#### Listed records ####
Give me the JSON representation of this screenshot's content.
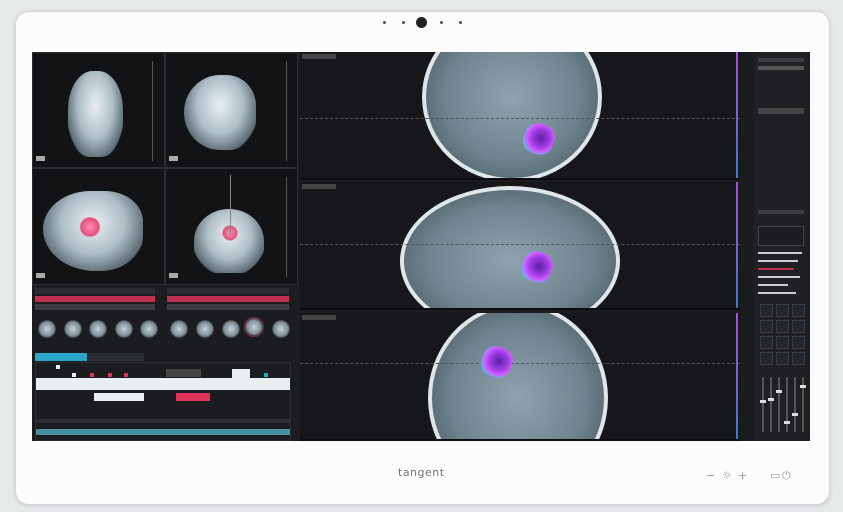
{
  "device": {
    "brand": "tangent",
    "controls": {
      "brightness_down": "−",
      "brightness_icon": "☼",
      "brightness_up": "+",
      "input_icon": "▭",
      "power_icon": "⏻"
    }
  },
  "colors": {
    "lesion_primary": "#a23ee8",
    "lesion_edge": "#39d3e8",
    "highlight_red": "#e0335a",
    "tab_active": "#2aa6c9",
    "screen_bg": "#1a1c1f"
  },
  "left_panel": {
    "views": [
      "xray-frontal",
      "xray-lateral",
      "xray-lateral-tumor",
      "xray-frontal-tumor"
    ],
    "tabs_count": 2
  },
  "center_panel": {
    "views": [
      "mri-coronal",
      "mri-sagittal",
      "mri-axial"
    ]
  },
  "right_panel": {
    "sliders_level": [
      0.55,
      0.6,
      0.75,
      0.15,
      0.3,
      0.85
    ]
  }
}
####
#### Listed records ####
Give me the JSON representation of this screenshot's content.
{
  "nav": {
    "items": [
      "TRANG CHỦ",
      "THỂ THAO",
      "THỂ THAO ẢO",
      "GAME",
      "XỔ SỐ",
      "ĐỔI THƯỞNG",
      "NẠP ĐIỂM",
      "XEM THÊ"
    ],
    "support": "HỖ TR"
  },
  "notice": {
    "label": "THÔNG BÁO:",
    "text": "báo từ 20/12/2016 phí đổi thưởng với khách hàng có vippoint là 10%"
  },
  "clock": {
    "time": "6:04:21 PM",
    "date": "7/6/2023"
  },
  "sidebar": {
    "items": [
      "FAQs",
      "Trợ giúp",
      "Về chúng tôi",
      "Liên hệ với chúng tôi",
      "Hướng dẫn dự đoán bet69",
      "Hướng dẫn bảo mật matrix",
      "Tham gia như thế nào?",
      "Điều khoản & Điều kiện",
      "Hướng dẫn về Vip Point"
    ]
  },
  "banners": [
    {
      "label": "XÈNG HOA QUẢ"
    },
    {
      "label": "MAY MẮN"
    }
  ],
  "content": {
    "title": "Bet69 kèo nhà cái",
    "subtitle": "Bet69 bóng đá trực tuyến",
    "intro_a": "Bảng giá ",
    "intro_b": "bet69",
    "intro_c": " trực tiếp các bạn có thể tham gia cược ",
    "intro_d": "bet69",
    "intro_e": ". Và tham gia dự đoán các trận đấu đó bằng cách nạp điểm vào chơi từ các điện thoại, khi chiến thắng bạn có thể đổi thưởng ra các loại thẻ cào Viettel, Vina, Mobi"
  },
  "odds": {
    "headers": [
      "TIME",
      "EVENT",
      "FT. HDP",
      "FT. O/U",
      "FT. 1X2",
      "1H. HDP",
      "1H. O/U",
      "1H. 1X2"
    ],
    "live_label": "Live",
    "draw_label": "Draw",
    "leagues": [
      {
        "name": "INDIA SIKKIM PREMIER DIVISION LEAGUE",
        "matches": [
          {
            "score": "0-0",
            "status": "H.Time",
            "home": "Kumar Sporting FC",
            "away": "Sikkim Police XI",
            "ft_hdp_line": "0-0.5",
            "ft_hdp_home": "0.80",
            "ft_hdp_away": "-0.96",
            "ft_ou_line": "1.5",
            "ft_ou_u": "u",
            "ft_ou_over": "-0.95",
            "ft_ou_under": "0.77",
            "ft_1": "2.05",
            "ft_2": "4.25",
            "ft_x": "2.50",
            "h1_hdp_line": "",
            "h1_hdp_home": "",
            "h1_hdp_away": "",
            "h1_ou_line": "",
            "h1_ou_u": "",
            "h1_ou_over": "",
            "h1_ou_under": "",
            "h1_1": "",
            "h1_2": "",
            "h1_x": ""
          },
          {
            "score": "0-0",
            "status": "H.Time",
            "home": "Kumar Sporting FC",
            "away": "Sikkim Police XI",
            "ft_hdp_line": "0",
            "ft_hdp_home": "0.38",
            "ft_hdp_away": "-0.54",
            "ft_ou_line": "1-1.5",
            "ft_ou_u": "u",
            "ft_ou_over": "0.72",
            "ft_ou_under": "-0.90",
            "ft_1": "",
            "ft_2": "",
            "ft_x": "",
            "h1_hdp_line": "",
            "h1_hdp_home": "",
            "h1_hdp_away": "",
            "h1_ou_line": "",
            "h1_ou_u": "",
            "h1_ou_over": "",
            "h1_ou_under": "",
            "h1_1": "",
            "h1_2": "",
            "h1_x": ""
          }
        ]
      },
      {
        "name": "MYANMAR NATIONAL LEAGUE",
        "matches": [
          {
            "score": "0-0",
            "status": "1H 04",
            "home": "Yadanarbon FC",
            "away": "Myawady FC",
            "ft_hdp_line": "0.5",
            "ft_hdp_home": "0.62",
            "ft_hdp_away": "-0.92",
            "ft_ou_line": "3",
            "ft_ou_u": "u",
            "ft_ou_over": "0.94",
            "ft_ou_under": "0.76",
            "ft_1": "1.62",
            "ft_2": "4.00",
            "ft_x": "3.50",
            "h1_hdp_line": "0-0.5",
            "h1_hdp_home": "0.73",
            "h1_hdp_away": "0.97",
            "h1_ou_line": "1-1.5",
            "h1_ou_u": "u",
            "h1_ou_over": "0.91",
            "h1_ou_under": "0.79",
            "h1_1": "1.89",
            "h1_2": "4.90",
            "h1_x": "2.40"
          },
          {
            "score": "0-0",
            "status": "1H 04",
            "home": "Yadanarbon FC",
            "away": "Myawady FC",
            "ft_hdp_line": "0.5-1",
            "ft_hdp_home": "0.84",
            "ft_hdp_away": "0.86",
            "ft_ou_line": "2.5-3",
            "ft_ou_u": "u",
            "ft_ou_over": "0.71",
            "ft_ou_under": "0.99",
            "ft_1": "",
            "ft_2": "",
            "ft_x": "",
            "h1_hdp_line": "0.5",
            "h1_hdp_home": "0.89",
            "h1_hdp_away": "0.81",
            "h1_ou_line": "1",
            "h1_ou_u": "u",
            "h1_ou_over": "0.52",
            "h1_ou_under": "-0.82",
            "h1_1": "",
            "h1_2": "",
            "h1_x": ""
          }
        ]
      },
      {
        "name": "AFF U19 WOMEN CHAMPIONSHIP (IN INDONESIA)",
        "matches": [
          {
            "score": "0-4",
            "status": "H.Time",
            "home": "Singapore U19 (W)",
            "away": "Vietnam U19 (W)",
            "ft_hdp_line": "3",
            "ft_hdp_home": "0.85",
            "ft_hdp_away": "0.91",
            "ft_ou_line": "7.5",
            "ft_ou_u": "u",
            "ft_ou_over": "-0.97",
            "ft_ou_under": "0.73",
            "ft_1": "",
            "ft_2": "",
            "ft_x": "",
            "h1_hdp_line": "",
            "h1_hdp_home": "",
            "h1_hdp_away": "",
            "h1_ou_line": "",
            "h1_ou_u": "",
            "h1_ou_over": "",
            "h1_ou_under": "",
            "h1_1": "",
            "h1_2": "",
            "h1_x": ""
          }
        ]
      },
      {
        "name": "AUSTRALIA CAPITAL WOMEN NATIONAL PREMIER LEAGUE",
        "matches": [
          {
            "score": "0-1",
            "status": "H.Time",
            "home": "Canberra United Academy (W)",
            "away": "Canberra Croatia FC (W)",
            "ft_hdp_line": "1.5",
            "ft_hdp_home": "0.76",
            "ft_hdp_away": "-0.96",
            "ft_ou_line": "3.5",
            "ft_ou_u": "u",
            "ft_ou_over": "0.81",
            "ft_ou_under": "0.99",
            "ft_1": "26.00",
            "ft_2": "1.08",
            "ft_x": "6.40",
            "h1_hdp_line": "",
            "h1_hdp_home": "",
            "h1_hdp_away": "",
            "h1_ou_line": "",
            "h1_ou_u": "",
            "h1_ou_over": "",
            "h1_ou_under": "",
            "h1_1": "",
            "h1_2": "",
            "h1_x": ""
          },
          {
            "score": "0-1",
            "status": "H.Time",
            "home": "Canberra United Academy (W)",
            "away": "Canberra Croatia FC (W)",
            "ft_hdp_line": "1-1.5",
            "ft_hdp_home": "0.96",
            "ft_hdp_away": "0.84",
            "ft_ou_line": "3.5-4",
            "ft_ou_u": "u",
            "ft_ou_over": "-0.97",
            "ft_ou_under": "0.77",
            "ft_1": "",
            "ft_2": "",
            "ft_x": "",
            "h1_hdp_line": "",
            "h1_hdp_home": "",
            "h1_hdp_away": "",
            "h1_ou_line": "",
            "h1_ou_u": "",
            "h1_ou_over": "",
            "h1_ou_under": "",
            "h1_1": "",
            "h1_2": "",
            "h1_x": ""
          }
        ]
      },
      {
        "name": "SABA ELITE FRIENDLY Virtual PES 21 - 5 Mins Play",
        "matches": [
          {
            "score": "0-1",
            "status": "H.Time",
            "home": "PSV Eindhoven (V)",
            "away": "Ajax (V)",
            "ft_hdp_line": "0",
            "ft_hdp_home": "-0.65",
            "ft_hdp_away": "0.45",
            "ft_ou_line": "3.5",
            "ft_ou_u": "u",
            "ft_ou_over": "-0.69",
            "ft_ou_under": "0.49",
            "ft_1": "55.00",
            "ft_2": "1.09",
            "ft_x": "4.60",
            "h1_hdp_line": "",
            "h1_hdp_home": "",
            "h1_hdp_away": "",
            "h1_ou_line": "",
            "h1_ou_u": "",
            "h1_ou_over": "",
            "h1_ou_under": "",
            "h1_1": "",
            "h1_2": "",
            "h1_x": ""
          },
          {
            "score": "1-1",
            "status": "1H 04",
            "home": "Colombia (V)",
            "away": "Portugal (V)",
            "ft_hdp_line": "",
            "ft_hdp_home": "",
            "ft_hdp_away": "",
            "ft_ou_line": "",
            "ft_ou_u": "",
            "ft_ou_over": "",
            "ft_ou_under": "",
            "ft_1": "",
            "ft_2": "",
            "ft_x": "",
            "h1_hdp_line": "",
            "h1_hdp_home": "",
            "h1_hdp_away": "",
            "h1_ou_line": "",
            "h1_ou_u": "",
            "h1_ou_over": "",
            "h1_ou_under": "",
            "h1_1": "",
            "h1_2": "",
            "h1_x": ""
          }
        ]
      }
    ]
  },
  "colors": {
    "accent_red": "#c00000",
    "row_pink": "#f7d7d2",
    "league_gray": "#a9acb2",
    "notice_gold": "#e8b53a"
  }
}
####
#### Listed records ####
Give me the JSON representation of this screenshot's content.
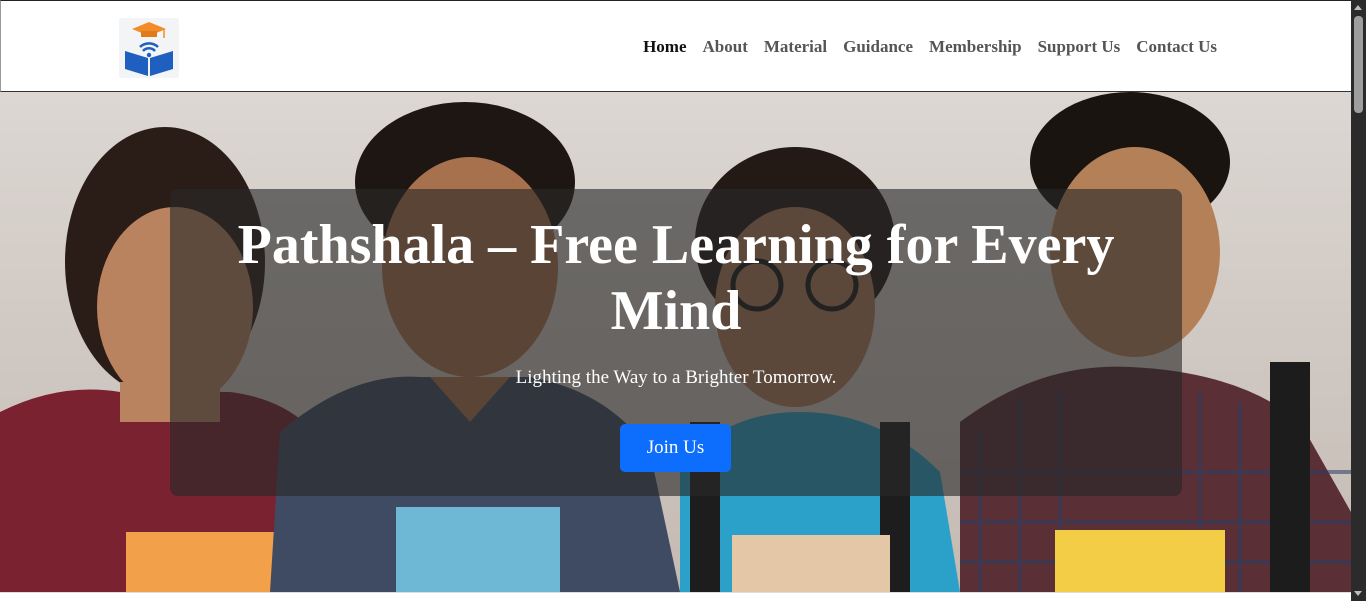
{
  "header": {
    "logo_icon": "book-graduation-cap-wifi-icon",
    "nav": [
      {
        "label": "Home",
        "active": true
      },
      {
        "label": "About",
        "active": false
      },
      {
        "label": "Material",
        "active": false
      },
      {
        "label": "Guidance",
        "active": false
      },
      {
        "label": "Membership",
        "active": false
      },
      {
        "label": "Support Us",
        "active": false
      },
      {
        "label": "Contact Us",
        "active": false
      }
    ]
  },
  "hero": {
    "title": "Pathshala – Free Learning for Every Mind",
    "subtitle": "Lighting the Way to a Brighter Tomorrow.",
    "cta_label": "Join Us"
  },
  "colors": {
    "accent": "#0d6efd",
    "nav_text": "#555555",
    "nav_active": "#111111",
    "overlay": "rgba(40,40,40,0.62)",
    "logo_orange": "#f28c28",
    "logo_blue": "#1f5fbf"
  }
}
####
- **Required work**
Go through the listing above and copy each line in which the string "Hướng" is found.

- **Exercise result**
      "Hướng dẫn dự đoán bet69",
      "Hướng dẫn bảo mật matrix",
      "Hướng dẫn về Vip Point"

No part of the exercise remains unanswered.